▸ TASK TO COMPLETE
An exact copy of every entry is required, without the pictures.

▸ RECORD EXTRACTS
----------

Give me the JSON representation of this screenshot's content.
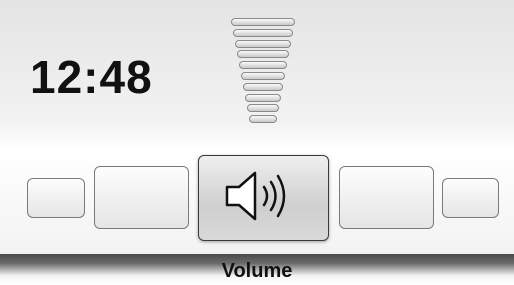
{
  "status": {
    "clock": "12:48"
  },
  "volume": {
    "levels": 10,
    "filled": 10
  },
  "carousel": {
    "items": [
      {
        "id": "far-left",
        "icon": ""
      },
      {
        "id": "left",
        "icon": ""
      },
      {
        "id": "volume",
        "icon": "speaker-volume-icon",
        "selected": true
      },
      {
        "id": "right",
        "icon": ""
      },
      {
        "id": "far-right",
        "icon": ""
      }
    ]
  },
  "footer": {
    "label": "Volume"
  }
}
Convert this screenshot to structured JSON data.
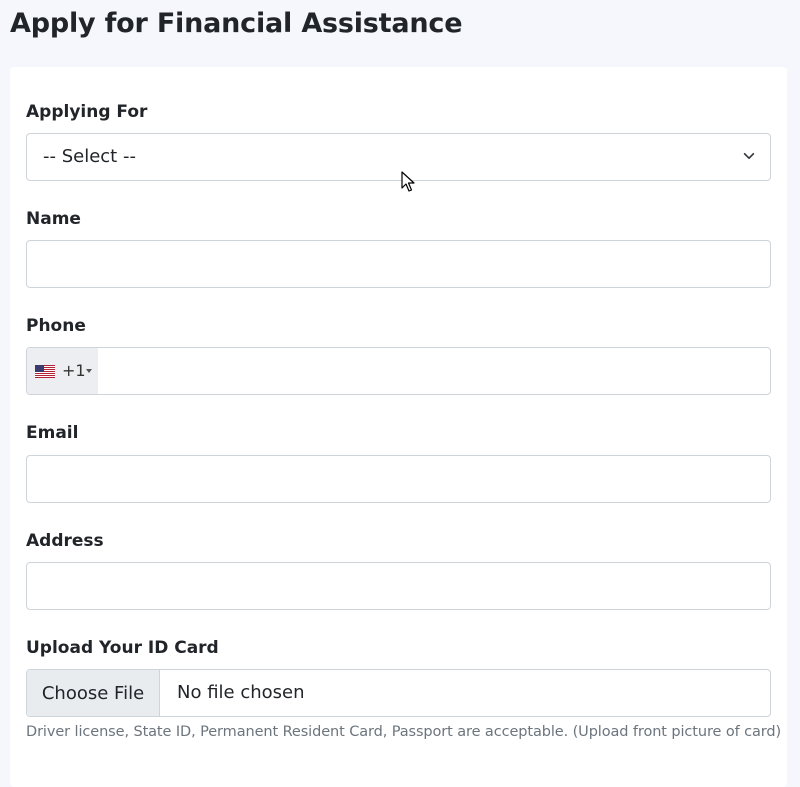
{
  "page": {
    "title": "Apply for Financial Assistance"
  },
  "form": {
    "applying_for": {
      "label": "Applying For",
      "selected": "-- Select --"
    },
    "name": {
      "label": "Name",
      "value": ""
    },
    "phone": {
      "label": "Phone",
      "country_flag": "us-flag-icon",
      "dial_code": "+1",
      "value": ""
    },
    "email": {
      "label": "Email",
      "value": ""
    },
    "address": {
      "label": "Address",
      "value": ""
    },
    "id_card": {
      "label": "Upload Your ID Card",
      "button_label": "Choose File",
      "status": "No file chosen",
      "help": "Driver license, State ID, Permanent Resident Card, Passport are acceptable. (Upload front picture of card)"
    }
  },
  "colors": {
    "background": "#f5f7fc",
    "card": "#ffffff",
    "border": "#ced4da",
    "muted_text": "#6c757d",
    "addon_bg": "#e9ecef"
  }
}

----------

▸ EXERCISE RESPONSE
Give me the JSON representation of this screenshot's content.
{
  "status": {
    "clock": "12:48"
  },
  "volume": {
    "levels": 10,
    "filled": 10
  },
  "carousel": {
    "items": [
      {
        "id": "far-left",
        "icon": ""
      },
      {
        "id": "left",
        "icon": ""
      },
      {
        "id": "volume",
        "icon": "speaker-volume-icon",
        "selected": true
      },
      {
        "id": "right",
        "icon": ""
      },
      {
        "id": "far-right",
        "icon": ""
      }
    ]
  },
  "footer": {
    "label": "Volume"
  }
}
Convert this screenshot to structured JSON data.
{
  "page": {
    "title": "Apply for Financial Assistance"
  },
  "form": {
    "applying_for": {
      "label": "Applying For",
      "selected": "-- Select --"
    },
    "name": {
      "label": "Name",
      "value": ""
    },
    "phone": {
      "label": "Phone",
      "country_flag": "us-flag-icon",
      "dial_code": "+1",
      "value": ""
    },
    "email": {
      "label": "Email",
      "value": ""
    },
    "address": {
      "label": "Address",
      "value": ""
    },
    "id_card": {
      "label": "Upload Your ID Card",
      "button_label": "Choose File",
      "status": "No file chosen",
      "help": "Driver license, State ID, Permanent Resident Card, Passport are acceptable. (Upload front picture of card)"
    }
  },
  "colors": {
    "background": "#f5f7fc",
    "card": "#ffffff",
    "border": "#ced4da",
    "muted_text": "#6c757d",
    "addon_bg": "#e9ecef"
  }
}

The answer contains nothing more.